Every record, from first to last, should be retyped word for word.

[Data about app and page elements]
-- Opening Marker --

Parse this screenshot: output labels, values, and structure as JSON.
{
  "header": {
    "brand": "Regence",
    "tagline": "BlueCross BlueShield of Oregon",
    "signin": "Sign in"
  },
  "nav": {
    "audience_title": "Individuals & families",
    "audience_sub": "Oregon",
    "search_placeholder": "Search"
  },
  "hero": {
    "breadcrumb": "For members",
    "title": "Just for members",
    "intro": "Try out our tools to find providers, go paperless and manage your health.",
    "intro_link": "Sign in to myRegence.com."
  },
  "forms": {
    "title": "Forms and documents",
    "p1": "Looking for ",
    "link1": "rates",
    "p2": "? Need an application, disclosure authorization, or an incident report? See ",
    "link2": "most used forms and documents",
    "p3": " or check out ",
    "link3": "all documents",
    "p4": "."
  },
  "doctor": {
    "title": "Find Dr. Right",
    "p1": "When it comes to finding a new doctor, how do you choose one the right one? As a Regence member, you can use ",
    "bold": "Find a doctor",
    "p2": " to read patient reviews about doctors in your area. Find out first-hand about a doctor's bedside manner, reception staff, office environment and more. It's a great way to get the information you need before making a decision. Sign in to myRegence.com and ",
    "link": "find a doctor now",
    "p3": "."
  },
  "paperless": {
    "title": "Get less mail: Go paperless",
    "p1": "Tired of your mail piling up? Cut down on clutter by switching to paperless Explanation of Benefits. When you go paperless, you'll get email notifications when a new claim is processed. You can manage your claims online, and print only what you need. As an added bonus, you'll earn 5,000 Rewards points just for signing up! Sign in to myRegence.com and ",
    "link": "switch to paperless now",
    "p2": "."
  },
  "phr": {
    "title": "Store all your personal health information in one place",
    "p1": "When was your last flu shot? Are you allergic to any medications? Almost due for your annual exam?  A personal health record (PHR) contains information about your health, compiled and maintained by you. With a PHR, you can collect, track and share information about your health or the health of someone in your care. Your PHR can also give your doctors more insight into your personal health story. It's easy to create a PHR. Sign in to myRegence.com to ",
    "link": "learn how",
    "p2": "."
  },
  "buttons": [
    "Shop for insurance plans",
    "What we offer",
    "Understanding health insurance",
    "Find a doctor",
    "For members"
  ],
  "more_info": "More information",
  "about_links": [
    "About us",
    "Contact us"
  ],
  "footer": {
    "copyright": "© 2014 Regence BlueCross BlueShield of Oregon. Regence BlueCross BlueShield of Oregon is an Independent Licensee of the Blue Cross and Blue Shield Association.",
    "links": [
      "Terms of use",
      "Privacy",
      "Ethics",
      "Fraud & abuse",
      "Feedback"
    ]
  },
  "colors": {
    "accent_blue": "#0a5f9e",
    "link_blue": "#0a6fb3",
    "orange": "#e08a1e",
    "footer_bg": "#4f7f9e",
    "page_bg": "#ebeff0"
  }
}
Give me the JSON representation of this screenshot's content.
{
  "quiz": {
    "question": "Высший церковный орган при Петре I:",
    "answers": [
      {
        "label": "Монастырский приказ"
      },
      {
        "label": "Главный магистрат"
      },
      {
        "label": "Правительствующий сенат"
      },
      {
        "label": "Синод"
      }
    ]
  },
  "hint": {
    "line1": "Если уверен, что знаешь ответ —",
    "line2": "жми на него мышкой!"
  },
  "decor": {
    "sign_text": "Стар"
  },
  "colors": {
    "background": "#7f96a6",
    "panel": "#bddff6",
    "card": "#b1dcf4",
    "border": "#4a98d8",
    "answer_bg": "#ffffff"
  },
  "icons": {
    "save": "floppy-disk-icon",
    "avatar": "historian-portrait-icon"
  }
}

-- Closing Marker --

### Task answer
Parse this screenshot: output labels, values, and structure as JSON.
{
  "header": {
    "brand": "Regence",
    "tagline": "BlueCross BlueShield of Oregon",
    "signin": "Sign in"
  },
  "nav": {
    "audience_title": "Individuals & families",
    "audience_sub": "Oregon",
    "search_placeholder": "Search"
  },
  "hero": {
    "breadcrumb": "For members",
    "title": "Just for members",
    "intro": "Try out our tools to find providers, go paperless and manage your health.",
    "intro_link": "Sign in to myRegence.com."
  },
  "forms": {
    "title": "Forms and documents",
    "p1": "Looking for ",
    "link1": "rates",
    "p2": "? Need an application, disclosure authorization, or an incident report? See ",
    "link2": "most used forms and documents",
    "p3": " or check out ",
    "link3": "all documents",
    "p4": "."
  },
  "doctor": {
    "title": "Find Dr. Right",
    "p1": "When it comes to finding a new doctor, how do you choose one the right one? As a Regence member, you can use ",
    "bold": "Find a doctor",
    "p2": " to read patient reviews about doctors in your area. Find out first-hand about a doctor's bedside manner, reception staff, office environment and more. It's a great way to get the information you need before making a decision. Sign in to myRegence.com and ",
    "link": "find a doctor now",
    "p3": "."
  },
  "paperless": {
    "title": "Get less mail: Go paperless",
    "p1": "Tired of your mail piling up? Cut down on clutter by switching to paperless Explanation of Benefits. When you go paperless, you'll get email notifications when a new claim is processed. You can manage your claims online, and print only what you need. As an added bonus, you'll earn 5,000 Rewards points just for signing up! Sign in to myRegence.com and ",
    "link": "switch to paperless now",
    "p2": "."
  },
  "phr": {
    "title": "Store all your personal health information in one place",
    "p1": "When was your last flu shot? Are you allergic to any medications? Almost due for your annual exam?  A personal health record (PHR) contains information about your health, compiled and maintained by you. With a PHR, you can collect, track and share information about your health or the health of someone in your care. Your PHR can also give your doctors more insight into your personal health story. It's easy to create a PHR. Sign in to myRegence.com to ",
    "link": "learn how",
    "p2": "."
  },
  "buttons": [
    "Shop for insurance plans",
    "What we offer",
    "Understanding health insurance",
    "Find a doctor",
    "For members"
  ],
  "more_info": "More information",
  "about_links": [
    "About us",
    "Contact us"
  ],
  "footer": {
    "copyright": "© 2014 Regence BlueCross BlueShield of Oregon. Regence BlueCross BlueShield of Oregon is an Independent Licensee of the Blue Cross and Blue Shield Association.",
    "links": [
      "Terms of use",
      "Privacy",
      "Ethics",
      "Fraud & abuse",
      "Feedback"
    ]
  },
  "colors": {
    "accent_blue": "#0a5f9e",
    "link_blue": "#0a6fb3",
    "orange": "#e08a1e",
    "footer_bg": "#4f7f9e",
    "page_bg": "#ebeff0"
  }
}
Give me the JSON representation of this screenshot's content.
{
  "quiz": {
    "question": "Высший церковный орган при Петре I:",
    "answers": [
      {
        "label": "Монастырский приказ"
      },
      {
        "label": "Главный магистрат"
      },
      {
        "label": "Правительствующий сенат"
      },
      {
        "label": "Синод"
      }
    ]
  },
  "hint": {
    "line1": "Если уверен, что знаешь ответ —",
    "line2": "жми на него мышкой!"
  },
  "decor": {
    "sign_text": "Стар"
  },
  "colors": {
    "background": "#7f96a6",
    "panel": "#bddff6",
    "card": "#b1dcf4",
    "border": "#4a98d8",
    "answer_bg": "#ffffff"
  },
  "icons": {
    "save": "floppy-disk-icon",
    "avatar": "historian-portrait-icon"
  }
}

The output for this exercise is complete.